■ **What you are asked to do**: When you give the entries again, keep every word as it stands and drop the pictures.

■ **Records provided**:
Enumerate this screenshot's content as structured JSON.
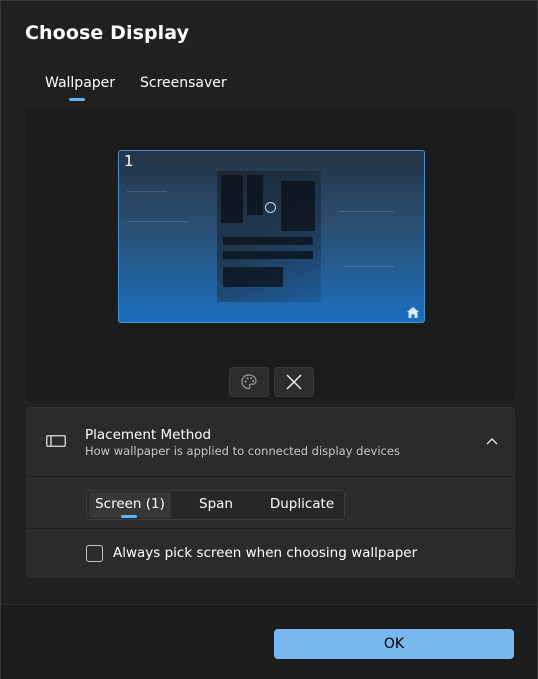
{
  "dialog": {
    "title": "Choose Display"
  },
  "tabs": [
    {
      "label": "Wallpaper",
      "selected": true
    },
    {
      "label": "Screensaver",
      "selected": false
    }
  ],
  "preview": {
    "monitor_number": "1",
    "icons": [
      "home-icon",
      "palette-icon",
      "close-icon"
    ]
  },
  "placement": {
    "title": "Placement Method",
    "subtitle": "How wallpaper is applied to connected display devices",
    "options": [
      {
        "label": "Screen (1)",
        "selected": true
      },
      {
        "label": "Span",
        "selected": false
      },
      {
        "label": "Duplicate",
        "selected": false
      }
    ],
    "checkbox": {
      "label": "Always pick screen when choosing wallpaper",
      "checked": false
    }
  },
  "footer": {
    "ok_label": "OK"
  },
  "colors": {
    "accent": "#60b4f0",
    "ok_button": "#79b8ef",
    "background": "#202020",
    "panel": "#2b2b2b"
  }
}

■ **Result for this task**:
Enumerate this screenshot's content as structured JSON.
{
  "dialog": {
    "title": "Choose Display"
  },
  "tabs": [
    {
      "label": "Wallpaper",
      "selected": true
    },
    {
      "label": "Screensaver",
      "selected": false
    }
  ],
  "preview": {
    "monitor_number": "1",
    "icons": [
      "home-icon",
      "palette-icon",
      "close-icon"
    ]
  },
  "placement": {
    "title": "Placement Method",
    "subtitle": "How wallpaper is applied to connected display devices",
    "options": [
      {
        "label": "Screen (1)",
        "selected": true
      },
      {
        "label": "Span",
        "selected": false
      },
      {
        "label": "Duplicate",
        "selected": false
      }
    ],
    "checkbox": {
      "label": "Always pick screen when choosing wallpaper",
      "checked": false
    }
  },
  "footer": {
    "ok_label": "OK"
  },
  "colors": {
    "accent": "#60b4f0",
    "ok_button": "#79b8ef",
    "background": "#202020",
    "panel": "#2b2b2b"
  }
}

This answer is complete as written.